Today I went to the market to replenish my food stores after my week away. I usually avoid going to town on Sundays since it is the big market day and I just get overwhelmed with the crush of the crowd. I didn't have much choice with bare shelves, so I waited for the afternoon since things would clear out a bit and headed over around 1:00. By 2:00 I had purchased fruits and veggies from half a dozen stalls was headed back home with a full tote bag and a wallet about 16Q lighter (about $2).
|The apple wasn't bought today, just cleaned today.|
Onions (2 lbs)
Carrots (a bag of 5)
Bell pepper (1)
Chile peppers (5)
Bananas (12 mini-sized)
Tomatoes (1 lb)
Potatoes (1 lb)
Other than price differences, eating produce here requires a few extra steps than those I took back home. Things like bananas and avocados are easy; just peel, prep (if you care to), and eat. Pretty much everything else goes through the three containers method. One bucket to scrub off visible dirt (using chorro water from the tap), ten minutes in the second bucket of chorro water with either bleach or a produce-specific cleaner added in, the third bucket for a quick rinse in bottle water.
|My veggie cleaner of choice|

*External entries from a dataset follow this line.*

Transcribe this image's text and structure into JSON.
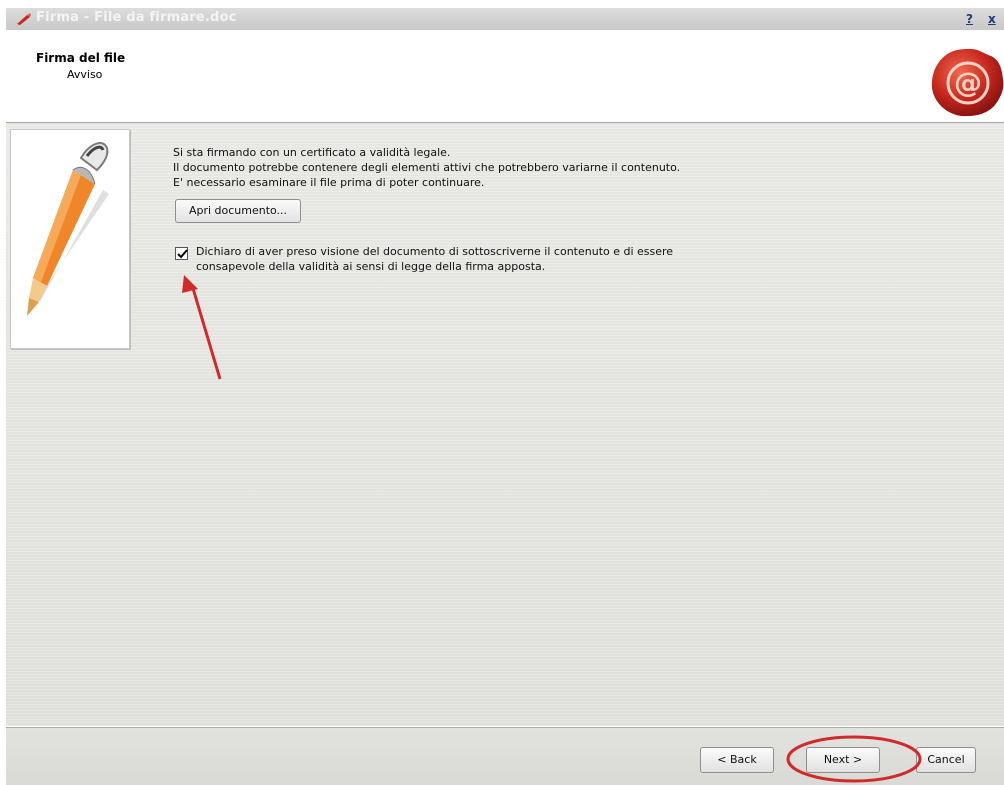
{
  "window": {
    "title": "Firma - File da firmare.doc",
    "help_label": "?",
    "close_label": "x"
  },
  "header": {
    "title": "Firma del file",
    "subtitle": "Avviso"
  },
  "main": {
    "info_lines": [
      "Si sta firmando con un certificato a validità legale.",
      "Il documento potrebbe contenere degli elementi attivi che potrebbero variarne il contenuto.",
      "E' necessario esaminare il file prima di poter continuare."
    ],
    "open_document_label": "Apri documento...",
    "declaration": {
      "checked": true,
      "lines": [
        "Dichiaro di aver preso visione del documento di sottoscriverne il contenuto e di essere",
        "consapevole della validità ai sensi di legge della firma apposta."
      ]
    }
  },
  "footer": {
    "back_label": "< Back",
    "next_label": "Next >",
    "cancel_label": "Cancel"
  },
  "colors": {
    "annotation_red": "#d02a2a",
    "seal_red": "#c8281e",
    "pen_orange": "#f0862a"
  },
  "icons": {
    "app": "signature-pen-icon",
    "seal": "wax-seal-at-icon",
    "illustration": "pen-illustration",
    "check": "checkmark-icon"
  }
}
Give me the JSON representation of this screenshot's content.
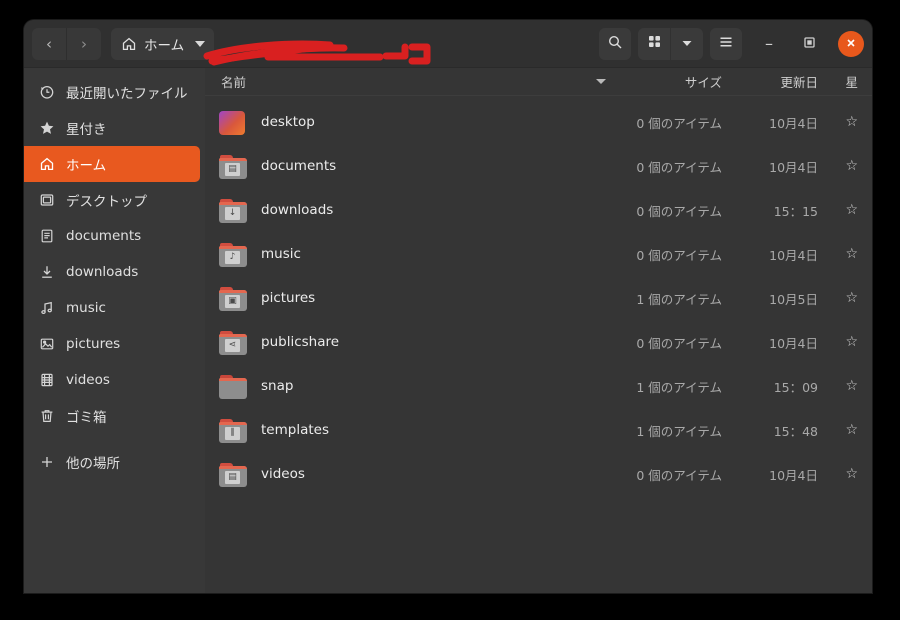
{
  "window": {
    "title": "ホーム",
    "accent_color": "#e8591f",
    "header_bg": "#303030",
    "sidebar_bg": "#383838",
    "content_bg": "#353535"
  },
  "header": {
    "back_label": "‹",
    "forward_label": "›",
    "path_label": "ホーム",
    "path_icon": "home-icon",
    "search_icon": "search-icon",
    "grid_view_icon": "grid-view-icon",
    "view_dropdown_icon": "chevron-down-icon",
    "menu_icon": "hamburger-menu-icon",
    "minimize_label": "–",
    "maximize_label": "▣",
    "close_label": "✕"
  },
  "sidebar": {
    "items": [
      {
        "label": "最近開いたファイル",
        "icon": "clock-icon",
        "selected": false
      },
      {
        "label": "星付き",
        "icon": "star-icon",
        "selected": false
      },
      {
        "label": "ホーム",
        "icon": "home-icon",
        "selected": true
      },
      {
        "label": "デスクトップ",
        "icon": "desktop-icon",
        "selected": false
      },
      {
        "label": "documents",
        "icon": "document-icon",
        "selected": false
      },
      {
        "label": "downloads",
        "icon": "download-icon",
        "selected": false
      },
      {
        "label": "music",
        "icon": "music-note-icon",
        "selected": false
      },
      {
        "label": "pictures",
        "icon": "picture-icon",
        "selected": false
      },
      {
        "label": "videos",
        "icon": "video-icon",
        "selected": false
      },
      {
        "label": "ゴミ箱",
        "icon": "trash-icon",
        "selected": false
      },
      {
        "label": "他の場所",
        "icon": "plus-icon",
        "selected": false
      }
    ]
  },
  "file_list": {
    "columns": {
      "name": "名前",
      "size": "サイズ",
      "modified": "更新日",
      "star": "星"
    },
    "sort_indicator": "▼",
    "star_glyph": "☆",
    "rows": [
      {
        "name": "desktop",
        "icon": "gradient-folder-icon",
        "size": "0 個のアイテム",
        "modified": "10月4日",
        "star": "☆"
      },
      {
        "name": "documents",
        "icon": "folder-documents-icon",
        "size": "0 個のアイテム",
        "modified": "10月4日",
        "star": "☆"
      },
      {
        "name": "downloads",
        "icon": "folder-downloads-icon",
        "size": "0 個のアイテム",
        "modified": "15：15",
        "star": "☆"
      },
      {
        "name": "music",
        "icon": "folder-music-icon",
        "size": "0 個のアイテム",
        "modified": "10月4日",
        "star": "☆"
      },
      {
        "name": "pictures",
        "icon": "folder-pictures-icon",
        "size": "1 個のアイテム",
        "modified": "10月5日",
        "star": "☆"
      },
      {
        "name": "publicshare",
        "icon": "folder-share-icon",
        "size": "0 個のアイテム",
        "modified": "10月4日",
        "star": "☆"
      },
      {
        "name": "snap",
        "icon": "folder-plain-icon",
        "size": "1 個のアイテム",
        "modified": "15：09",
        "star": "☆"
      },
      {
        "name": "templates",
        "icon": "folder-templates-icon",
        "size": "1 個のアイテム",
        "modified": "15：48",
        "star": "☆"
      },
      {
        "name": "videos",
        "icon": "folder-videos-icon",
        "size": "0 個のアイテム",
        "modified": "10月4日",
        "star": "☆"
      }
    ]
  },
  "annotation": {
    "color": "#d92020",
    "shape": "hand-drawn-left-arrow"
  }
}
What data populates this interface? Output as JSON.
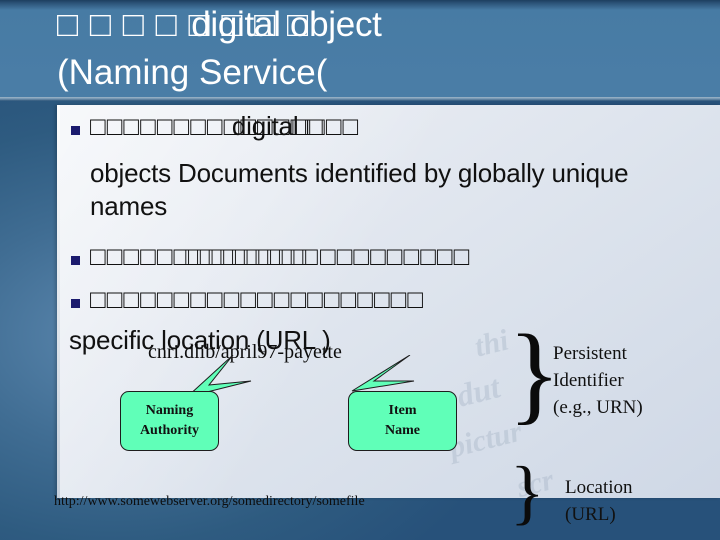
{
  "slide": {
    "title_line1_boxes": "□ □ □ □ □ □ □ □",
    "title_line1_latin": "digital object",
    "title_line2": "(Naming Service(",
    "colors": {
      "title_band": "#4a7da6",
      "panel": "#e3e8f0",
      "bullet_mark": "#1b1b6e",
      "callout_fill": "#60ffb8",
      "text": "#111111",
      "title_text": "#ffffff"
    }
  },
  "bullets": [
    {
      "marker": "■",
      "boxes": "□□□□□□□□□□□□□□",
      "latin_inline": "digital",
      "boxes_tail": "□□□□",
      "continuation": "objects Documents identified by globally unique names"
    },
    {
      "marker": "■",
      "boxes_left": "□□□□□",
      "boxes_narrow": "□□□□□□□□□□□□",
      "boxes_right": "□□□□□□□□□",
      "continuation": ""
    },
    {
      "marker": "■",
      "boxes": "□□□□□□□□□□□□□□□□□□□□",
      "continuation": "specific location (URL )"
    }
  ],
  "diagram": {
    "handle_string": "cnri.dlib/april97-payette",
    "callouts": [
      {
        "line1": "Naming",
        "line2": "Authority"
      },
      {
        "line1": "Item",
        "line2": "Name"
      }
    ],
    "brace_glyph": "}",
    "labels": {
      "persistent_line1": "Persistent",
      "persistent_line2": "Identifier",
      "persistent_line3": "(e.g., URN)",
      "location_line1": "Location",
      "location_line2": "(URL)"
    },
    "bottom_url": "http://www.somewebserver.org/somedirectory/somefile",
    "watermarks": [
      "thi",
      "dut",
      "pictur",
      "scr"
    ]
  }
}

After all, in the US we just rinse off our produce and eat... not always bothering to rinse it. However, there is the Clean Water Act in the US. It's safe to drink tap water in the US (although many choose to filter it even so). Produce is generally purchased in grocery stores or carefully beautified farmers market stalls. Human waste goes through wastewater treatment plants in the US. There are FDA inspectors that check over our food supply. And yet, there are food recalls and food poisoning problems in the US, too.

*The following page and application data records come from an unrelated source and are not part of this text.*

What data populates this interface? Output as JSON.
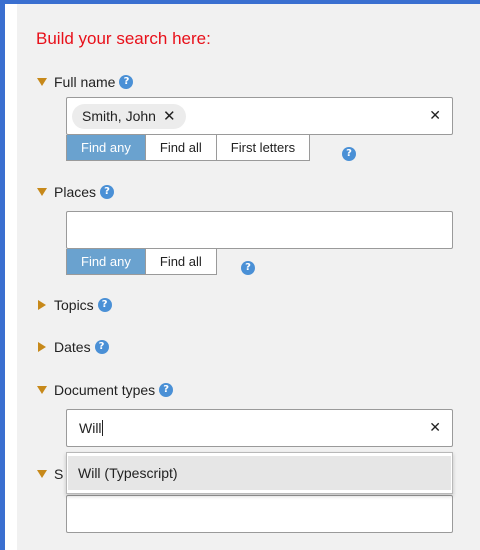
{
  "title": "Build your search here:",
  "sections": {
    "full_name": {
      "label": "Full name",
      "chip": "Smith, John",
      "match_options": [
        "Find any",
        "Find all",
        "First letters"
      ],
      "selected": "Find any"
    },
    "places": {
      "label": "Places",
      "value": "",
      "match_options": [
        "Find any",
        "Find all"
      ],
      "selected": "Find any"
    },
    "topics": {
      "label": "Topics"
    },
    "dates": {
      "label": "Dates"
    },
    "document_types": {
      "label": "Document types",
      "value": "Will",
      "suggestion": "Will (Typescript)"
    },
    "next_section": {
      "label_partial": "S",
      "value": ""
    }
  },
  "icons": {
    "help": "?",
    "clear": "✕",
    "chip_remove": "✕"
  },
  "colors": {
    "frame": "#3a6fd0",
    "title": "#e8101a",
    "caret": "#c7891a",
    "help": "#4a90d6",
    "active_segment": "#6aa2cf"
  }
}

Here, the water may be fine, but it may not be. Sometimes water comes from a spring, but it may come from the river, and who knows what is happening upstream. Since livestock are found throughout the town between houses and latrines are the human waste disposal system of choice, there are plenty of accessible sources of the dreaded FOC (fecal-oral contamination) to be spread around by flies. Stalls in the market may store food in baskets or tarps on the ground, close to litter and feces and bugs. Naturally, it's a buyer beware environment and I watch how people set up their stalls when I choose where to buy. Still, for me, I don't mind an extra ten or twenty minutes of extra precaution.
The rub is, most of the Guatemalans in my community don't go through these steps. One more factor contributing to chronic malnutrition. It's hard for your body to absorb nutrients when your GI is doing its best to evacuate whatever nastiness hitchhiked its way in with your food. One thing I'm hoping/planning to do is work with the local health post to see if we can raise awareness of the issue, and improve access to the means to remedy it. Here's hoping!